PROVIDED INFORMATION: Begin

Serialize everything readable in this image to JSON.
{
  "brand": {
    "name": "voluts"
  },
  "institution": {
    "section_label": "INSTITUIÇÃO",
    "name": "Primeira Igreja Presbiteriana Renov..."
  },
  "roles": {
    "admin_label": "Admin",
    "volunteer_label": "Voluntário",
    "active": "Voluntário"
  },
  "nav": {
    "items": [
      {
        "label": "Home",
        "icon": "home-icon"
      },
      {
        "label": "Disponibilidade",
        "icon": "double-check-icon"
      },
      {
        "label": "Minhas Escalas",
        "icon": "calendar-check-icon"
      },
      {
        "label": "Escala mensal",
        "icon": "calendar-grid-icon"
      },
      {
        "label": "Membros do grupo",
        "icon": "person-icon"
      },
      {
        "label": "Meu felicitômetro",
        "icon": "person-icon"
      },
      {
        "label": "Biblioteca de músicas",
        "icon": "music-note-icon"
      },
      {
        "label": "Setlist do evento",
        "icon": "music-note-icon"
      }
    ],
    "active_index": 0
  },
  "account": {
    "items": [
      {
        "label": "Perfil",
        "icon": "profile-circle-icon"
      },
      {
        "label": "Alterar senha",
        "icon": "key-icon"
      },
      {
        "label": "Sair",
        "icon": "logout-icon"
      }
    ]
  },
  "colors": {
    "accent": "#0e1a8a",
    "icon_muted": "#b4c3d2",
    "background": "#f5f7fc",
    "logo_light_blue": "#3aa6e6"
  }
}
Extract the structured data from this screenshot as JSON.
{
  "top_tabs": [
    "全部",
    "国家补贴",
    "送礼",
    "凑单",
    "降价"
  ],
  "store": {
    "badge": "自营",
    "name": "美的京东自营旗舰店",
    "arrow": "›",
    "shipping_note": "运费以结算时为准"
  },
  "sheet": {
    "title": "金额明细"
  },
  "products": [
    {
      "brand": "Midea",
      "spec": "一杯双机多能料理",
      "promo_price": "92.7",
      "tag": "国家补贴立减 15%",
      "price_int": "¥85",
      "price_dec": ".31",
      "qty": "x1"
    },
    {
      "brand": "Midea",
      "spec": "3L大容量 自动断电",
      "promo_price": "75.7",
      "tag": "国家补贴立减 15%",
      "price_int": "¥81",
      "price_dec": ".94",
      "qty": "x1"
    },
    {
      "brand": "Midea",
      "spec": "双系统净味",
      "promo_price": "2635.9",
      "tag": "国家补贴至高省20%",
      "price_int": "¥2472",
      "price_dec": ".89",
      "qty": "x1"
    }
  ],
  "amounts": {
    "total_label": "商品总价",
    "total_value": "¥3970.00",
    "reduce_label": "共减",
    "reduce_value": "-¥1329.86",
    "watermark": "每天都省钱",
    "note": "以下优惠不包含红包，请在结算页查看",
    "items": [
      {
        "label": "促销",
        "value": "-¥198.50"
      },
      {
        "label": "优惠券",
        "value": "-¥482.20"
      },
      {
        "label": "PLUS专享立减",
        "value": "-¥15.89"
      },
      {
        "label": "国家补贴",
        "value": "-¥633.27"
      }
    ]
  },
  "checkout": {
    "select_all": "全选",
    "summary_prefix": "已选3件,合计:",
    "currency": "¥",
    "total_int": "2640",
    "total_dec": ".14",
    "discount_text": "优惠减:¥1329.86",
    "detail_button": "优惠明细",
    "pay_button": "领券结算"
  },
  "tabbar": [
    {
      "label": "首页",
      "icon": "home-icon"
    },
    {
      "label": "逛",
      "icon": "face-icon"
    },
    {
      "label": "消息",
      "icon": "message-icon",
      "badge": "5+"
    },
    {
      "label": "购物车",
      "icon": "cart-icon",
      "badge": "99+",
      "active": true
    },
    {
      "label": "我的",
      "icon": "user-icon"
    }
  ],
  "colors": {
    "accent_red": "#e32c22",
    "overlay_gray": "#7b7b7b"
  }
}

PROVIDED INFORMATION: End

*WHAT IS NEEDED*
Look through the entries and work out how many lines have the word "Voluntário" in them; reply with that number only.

*RESPONSE AREA*
2